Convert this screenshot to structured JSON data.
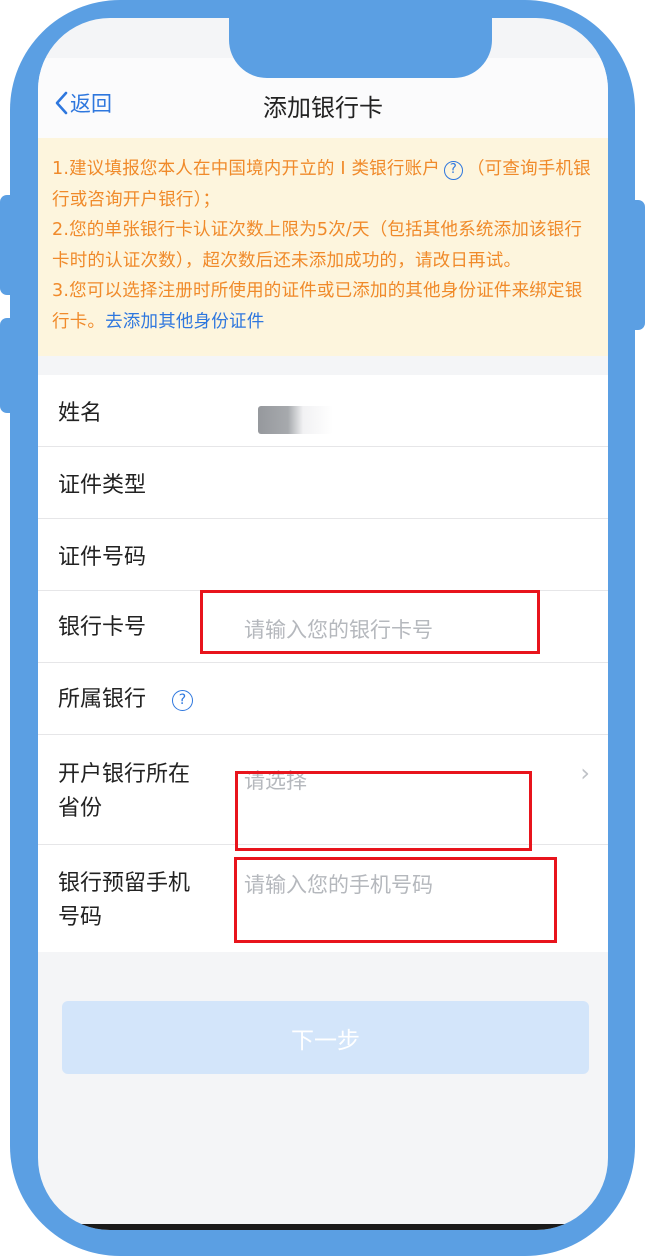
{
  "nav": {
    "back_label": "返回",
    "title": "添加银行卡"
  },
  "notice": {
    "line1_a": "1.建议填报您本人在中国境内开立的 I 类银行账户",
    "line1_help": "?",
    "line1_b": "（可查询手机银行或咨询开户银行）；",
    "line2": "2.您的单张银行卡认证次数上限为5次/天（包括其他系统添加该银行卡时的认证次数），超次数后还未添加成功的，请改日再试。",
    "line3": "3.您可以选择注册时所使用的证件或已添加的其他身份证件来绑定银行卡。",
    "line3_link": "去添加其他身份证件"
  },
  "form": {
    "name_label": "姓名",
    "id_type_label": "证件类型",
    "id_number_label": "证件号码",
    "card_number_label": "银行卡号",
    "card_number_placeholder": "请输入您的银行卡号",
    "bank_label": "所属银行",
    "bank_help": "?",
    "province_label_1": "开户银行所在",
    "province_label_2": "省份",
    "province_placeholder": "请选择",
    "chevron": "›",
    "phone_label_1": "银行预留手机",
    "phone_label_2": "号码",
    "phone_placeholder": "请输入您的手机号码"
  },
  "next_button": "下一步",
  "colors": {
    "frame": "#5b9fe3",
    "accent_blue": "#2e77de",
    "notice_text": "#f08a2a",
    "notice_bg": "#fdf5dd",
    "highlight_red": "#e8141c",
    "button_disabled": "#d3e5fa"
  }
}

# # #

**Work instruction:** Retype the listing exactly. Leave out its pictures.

**Answer section:**
Convert this screenshot to structured JSON data.
{
  "nav": {
    "back_label": "返回",
    "title": "添加银行卡"
  },
  "notice": {
    "line1_a": "1.建议填报您本人在中国境内开立的 I 类银行账户",
    "line1_help": "?",
    "line1_b": "（可查询手机银行或咨询开户银行）；",
    "line2": "2.您的单张银行卡认证次数上限为5次/天（包括其他系统添加该银行卡时的认证次数），超次数后还未添加成功的，请改日再试。",
    "line3": "3.您可以选择注册时所使用的证件或已添加的其他身份证件来绑定银行卡。",
    "line3_link": "去添加其他身份证件"
  },
  "form": {
    "name_label": "姓名",
    "id_type_label": "证件类型",
    "id_number_label": "证件号码",
    "card_number_label": "银行卡号",
    "card_number_placeholder": "请输入您的银行卡号",
    "bank_label": "所属银行",
    "bank_help": "?",
    "province_label_1": "开户银行所在",
    "province_label_2": "省份",
    "province_placeholder": "请选择",
    "chevron": "›",
    "phone_label_1": "银行预留手机",
    "phone_label_2": "号码",
    "phone_placeholder": "请输入您的手机号码"
  },
  "next_button": "下一步",
  "colors": {
    "frame": "#5b9fe3",
    "accent_blue": "#2e77de",
    "notice_text": "#f08a2a",
    "notice_bg": "#fdf5dd",
    "highlight_red": "#e8141c",
    "button_disabled": "#d3e5fa"
  }
}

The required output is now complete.